The Poetical Works of Thomas Gray: With the Life of the Author

Cover
R. Chapman, 1798 - 83 Seiten
 

Was andere dazu sagen - Rezension schreiben

Es wurden keine Rezensionen gefunden.

Ausgewählte Seiten

Andere Ausgaben - Alle anzeigen

Häufige Begriffe und Wortgruppen

Beliebte Passagen

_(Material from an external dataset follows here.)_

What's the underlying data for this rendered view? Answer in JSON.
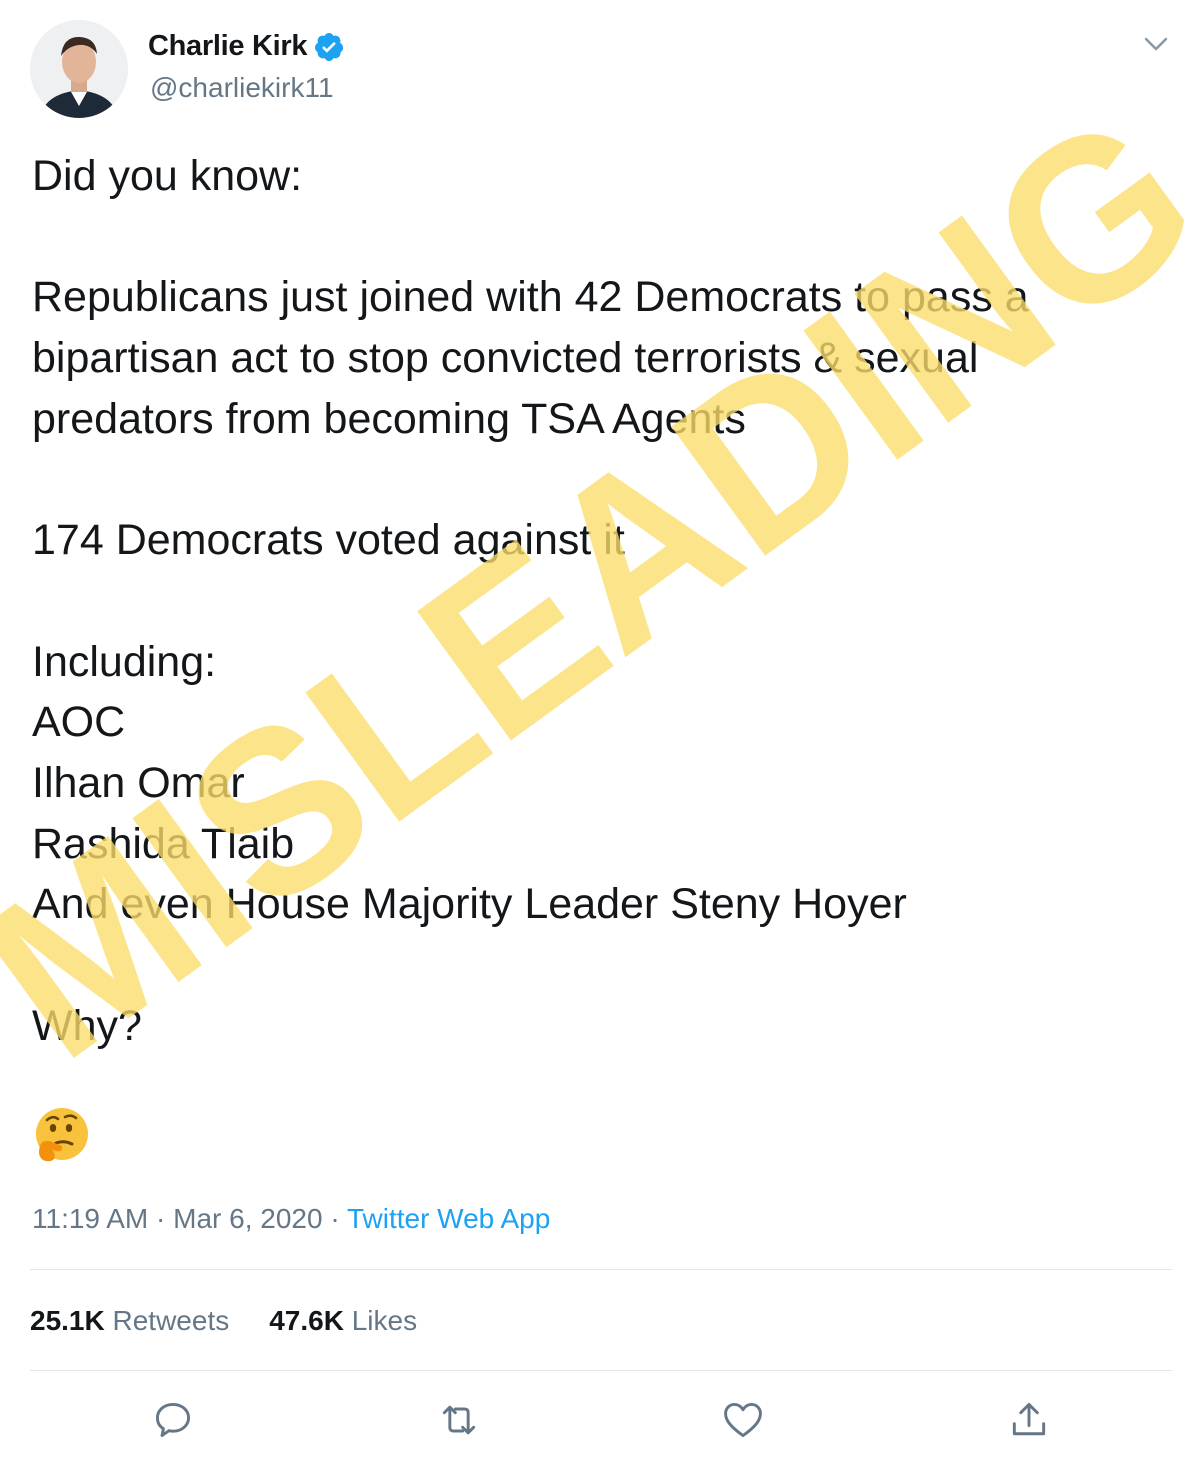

Seite 81 - Here rests his head upon the lap of earth A youth, to fortune and to fame unknown: Fair science frown'd not on his humble birth, And melancholy mark'd him for her own. Large was his bounty, and his soul sincere...
Seite 43 - This pencil take (she said) whose colours clear Richly paint the vernal year : Thine, too, these golden keys, immortal Boy ! This can unlock the gates of Joy ; Of Horror that, and thrilling Fears, Or ope the sacred source of sympathetic Tears.
Seite 49 - Fair laughs the Morn, and soft the zephyr blows, While proudly riding o'er the azure realm In gallant trim the gilded vessel goes: Youth on the prow, and Pleasure at the helm: Regardless of the sweeping whirlwind's sway, That hush'd in grim repose expects his evening prey.
Seite 80 - On some fond breast the parting soul relies, Some pious drops the closing eye requires ; E'en from the tomb the voice of Nature cries, E'en in our ashes live their wonted fires. For thee, who, mindful of th...
Seite 78 - The boast of heraldry, the pomp of pow'r, And all that beauty, all that wealth e'er gave, Await alike th
Seite 53 - Raised by thy breath, has quench'd the orb of day? To-morrow he repairs the golden flood And warms the nations with redoubled ray. Enough for me : with joy I see The different doom our fates assign: Be thine Despair and sceptred Care, To triumph and to die are mine.
Seite 36 - Th' unfeeling for his own. Yet ah ! why should they know their fate ? Since sorrow never comes too late, And happiness too swiftly flies. Thought would destroy their paradise. No more ; where ignorance is bliss, 'Tis folly to be wise.
Seite 6 - And in my breast the imperfect joys expire; Yet Morning smiles the busy race to cheer, And new-born pleasure brings to happier men; The fields to all their wonted tribute bear; To warm their little loves the birds complain. I fruitless mourn to him that cannot hear And weep the more because I weep in vain.
Seite 19 - ... always to mean more than he said. Would you have any more reasons? An interval of above forty years has pretty well destroyed the charm.
Seite 45 - Thro' the azure deep of air : Yet oft before his infant eyes would run Such forms as glitter in the Muse's ray, With orient hues, unborrow'd of the sun : Yet shall he mount, and keep his distant way Beyond the limits of a vulgar fate, Beneath the Good how far — but far above the Great. THE BARD. A Pindaric Ode. I. i. seize thee, ruthless King ! Confusion on thy banners wait ; Tho' fann'd by Conquest's crimson wing, They mock the air with idle state.

Bibliografische Informationen